[Opening Data to examine section]

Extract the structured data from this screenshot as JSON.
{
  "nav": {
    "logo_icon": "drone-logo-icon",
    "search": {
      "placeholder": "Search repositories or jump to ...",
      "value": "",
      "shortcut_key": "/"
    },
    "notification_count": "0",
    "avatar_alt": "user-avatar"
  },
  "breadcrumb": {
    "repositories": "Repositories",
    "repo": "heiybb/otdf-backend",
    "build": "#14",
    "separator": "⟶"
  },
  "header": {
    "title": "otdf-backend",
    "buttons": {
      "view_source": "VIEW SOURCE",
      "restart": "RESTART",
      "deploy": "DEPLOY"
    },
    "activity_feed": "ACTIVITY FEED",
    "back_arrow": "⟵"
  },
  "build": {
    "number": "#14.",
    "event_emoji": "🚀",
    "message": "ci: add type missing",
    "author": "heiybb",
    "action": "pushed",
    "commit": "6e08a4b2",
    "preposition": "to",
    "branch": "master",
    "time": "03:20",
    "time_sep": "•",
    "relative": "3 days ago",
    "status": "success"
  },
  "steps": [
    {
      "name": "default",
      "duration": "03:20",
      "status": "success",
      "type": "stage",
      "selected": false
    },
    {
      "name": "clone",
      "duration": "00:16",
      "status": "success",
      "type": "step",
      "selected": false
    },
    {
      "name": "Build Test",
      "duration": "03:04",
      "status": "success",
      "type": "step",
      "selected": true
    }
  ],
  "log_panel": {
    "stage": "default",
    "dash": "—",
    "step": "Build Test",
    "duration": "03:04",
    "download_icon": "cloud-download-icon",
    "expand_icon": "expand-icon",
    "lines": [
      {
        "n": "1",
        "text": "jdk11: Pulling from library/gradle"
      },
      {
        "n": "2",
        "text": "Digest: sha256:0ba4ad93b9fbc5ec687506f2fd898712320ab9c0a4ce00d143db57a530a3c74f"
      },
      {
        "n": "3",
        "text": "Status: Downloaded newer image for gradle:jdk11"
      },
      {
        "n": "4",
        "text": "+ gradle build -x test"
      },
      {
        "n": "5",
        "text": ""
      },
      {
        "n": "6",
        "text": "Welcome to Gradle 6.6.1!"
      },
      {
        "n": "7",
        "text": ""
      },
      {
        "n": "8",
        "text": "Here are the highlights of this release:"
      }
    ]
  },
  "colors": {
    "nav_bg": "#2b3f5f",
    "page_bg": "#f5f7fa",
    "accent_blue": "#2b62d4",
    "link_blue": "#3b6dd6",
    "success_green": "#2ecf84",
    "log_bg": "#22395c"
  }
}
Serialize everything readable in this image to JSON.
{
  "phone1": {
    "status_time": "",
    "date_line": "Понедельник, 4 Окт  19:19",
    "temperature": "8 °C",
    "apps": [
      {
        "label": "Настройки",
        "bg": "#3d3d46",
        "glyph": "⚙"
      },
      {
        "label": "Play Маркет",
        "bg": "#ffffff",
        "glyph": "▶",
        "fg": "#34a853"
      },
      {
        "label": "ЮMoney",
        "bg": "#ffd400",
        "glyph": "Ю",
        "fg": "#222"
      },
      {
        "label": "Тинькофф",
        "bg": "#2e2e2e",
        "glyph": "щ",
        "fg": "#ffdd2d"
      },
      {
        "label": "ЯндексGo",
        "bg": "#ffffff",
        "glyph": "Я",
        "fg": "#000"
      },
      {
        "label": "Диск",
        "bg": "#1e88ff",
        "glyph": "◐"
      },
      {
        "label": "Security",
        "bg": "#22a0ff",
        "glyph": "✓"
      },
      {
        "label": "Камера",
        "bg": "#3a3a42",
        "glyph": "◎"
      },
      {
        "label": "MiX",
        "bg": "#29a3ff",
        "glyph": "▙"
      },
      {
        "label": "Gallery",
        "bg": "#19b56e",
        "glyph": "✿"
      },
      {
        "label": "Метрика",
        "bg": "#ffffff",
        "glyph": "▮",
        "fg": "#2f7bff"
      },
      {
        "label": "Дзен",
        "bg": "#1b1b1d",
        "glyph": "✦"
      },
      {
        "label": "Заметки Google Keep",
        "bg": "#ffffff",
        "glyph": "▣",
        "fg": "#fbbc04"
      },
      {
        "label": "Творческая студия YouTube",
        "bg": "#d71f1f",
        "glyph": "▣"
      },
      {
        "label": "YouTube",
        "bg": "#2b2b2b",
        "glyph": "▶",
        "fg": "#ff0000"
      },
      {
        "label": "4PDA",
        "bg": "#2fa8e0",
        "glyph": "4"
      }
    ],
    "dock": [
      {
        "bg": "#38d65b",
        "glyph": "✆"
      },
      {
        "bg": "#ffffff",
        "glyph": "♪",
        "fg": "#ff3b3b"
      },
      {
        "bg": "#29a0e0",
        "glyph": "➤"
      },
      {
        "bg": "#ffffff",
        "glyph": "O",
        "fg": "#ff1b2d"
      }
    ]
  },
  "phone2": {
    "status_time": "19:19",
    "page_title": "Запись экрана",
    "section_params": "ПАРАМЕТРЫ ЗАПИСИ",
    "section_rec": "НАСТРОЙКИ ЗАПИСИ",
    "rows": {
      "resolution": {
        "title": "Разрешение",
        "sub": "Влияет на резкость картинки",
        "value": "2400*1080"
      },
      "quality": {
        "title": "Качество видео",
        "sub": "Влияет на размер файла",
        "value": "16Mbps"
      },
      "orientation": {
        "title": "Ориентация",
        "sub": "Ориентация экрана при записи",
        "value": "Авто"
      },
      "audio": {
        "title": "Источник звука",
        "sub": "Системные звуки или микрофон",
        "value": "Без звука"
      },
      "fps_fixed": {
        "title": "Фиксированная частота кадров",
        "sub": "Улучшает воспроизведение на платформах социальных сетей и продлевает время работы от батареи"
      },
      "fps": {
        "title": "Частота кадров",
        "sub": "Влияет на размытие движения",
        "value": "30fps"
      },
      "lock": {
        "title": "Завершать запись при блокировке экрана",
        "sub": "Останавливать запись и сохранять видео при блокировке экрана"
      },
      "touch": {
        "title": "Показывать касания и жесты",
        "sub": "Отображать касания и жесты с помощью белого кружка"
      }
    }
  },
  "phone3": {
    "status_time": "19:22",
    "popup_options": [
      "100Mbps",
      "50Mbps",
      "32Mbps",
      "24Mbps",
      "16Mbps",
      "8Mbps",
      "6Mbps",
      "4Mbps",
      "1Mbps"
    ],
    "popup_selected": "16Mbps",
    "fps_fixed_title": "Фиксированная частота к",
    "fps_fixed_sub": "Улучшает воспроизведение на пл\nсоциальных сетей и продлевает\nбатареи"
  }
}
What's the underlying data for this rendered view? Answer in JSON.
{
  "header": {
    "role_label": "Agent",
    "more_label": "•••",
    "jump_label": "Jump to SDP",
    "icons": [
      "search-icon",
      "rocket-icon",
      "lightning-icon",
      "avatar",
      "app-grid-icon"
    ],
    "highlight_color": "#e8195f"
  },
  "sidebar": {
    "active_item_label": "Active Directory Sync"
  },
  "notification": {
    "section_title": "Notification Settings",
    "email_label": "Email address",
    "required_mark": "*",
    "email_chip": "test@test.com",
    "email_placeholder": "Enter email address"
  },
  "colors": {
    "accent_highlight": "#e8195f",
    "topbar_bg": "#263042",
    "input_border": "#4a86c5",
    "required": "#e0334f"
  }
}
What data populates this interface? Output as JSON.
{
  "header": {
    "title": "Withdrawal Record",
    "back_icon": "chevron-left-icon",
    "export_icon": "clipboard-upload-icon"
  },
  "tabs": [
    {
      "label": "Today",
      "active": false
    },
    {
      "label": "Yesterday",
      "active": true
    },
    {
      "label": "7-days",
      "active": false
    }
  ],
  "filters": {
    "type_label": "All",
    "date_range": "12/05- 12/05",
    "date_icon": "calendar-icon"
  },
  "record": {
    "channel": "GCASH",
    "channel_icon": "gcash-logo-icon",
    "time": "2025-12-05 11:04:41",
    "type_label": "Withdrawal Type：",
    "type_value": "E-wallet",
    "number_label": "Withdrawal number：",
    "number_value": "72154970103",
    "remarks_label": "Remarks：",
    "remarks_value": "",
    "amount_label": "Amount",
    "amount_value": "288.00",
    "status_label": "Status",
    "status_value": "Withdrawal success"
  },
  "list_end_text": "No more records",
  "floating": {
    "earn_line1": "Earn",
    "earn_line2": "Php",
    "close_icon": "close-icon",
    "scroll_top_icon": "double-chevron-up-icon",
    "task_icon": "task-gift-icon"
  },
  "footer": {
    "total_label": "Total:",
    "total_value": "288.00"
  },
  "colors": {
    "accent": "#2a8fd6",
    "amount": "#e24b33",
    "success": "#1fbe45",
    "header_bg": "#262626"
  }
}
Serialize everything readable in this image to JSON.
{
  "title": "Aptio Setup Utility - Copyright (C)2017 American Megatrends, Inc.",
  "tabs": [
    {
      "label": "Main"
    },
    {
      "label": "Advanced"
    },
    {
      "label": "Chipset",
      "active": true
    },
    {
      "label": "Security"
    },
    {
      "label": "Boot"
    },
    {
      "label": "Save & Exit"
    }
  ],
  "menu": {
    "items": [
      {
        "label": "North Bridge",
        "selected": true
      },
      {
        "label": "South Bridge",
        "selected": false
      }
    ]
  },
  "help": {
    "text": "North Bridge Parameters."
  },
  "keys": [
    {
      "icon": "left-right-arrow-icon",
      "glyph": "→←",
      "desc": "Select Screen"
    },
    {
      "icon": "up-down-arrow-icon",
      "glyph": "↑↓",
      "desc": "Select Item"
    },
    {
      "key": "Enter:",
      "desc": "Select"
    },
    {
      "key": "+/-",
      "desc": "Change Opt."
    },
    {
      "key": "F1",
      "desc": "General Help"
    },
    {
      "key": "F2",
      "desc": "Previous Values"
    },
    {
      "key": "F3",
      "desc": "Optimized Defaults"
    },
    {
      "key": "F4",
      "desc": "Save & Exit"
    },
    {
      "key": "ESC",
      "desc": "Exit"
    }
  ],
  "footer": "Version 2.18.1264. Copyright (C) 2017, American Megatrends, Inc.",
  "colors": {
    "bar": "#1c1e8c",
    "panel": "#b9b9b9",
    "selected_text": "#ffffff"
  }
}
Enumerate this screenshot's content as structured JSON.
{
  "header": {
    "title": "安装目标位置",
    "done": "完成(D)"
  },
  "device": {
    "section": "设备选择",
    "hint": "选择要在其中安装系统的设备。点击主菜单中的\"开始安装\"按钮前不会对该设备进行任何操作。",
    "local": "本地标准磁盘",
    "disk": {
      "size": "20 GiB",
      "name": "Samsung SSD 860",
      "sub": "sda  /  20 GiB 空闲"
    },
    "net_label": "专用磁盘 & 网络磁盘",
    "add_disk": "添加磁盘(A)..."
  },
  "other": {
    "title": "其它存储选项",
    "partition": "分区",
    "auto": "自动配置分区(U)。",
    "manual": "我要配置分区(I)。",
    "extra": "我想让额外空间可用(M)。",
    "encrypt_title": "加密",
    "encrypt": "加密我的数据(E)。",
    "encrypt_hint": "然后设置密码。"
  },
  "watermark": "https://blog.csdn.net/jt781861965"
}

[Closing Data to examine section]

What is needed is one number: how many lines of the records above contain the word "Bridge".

**Output of the exercise**. 3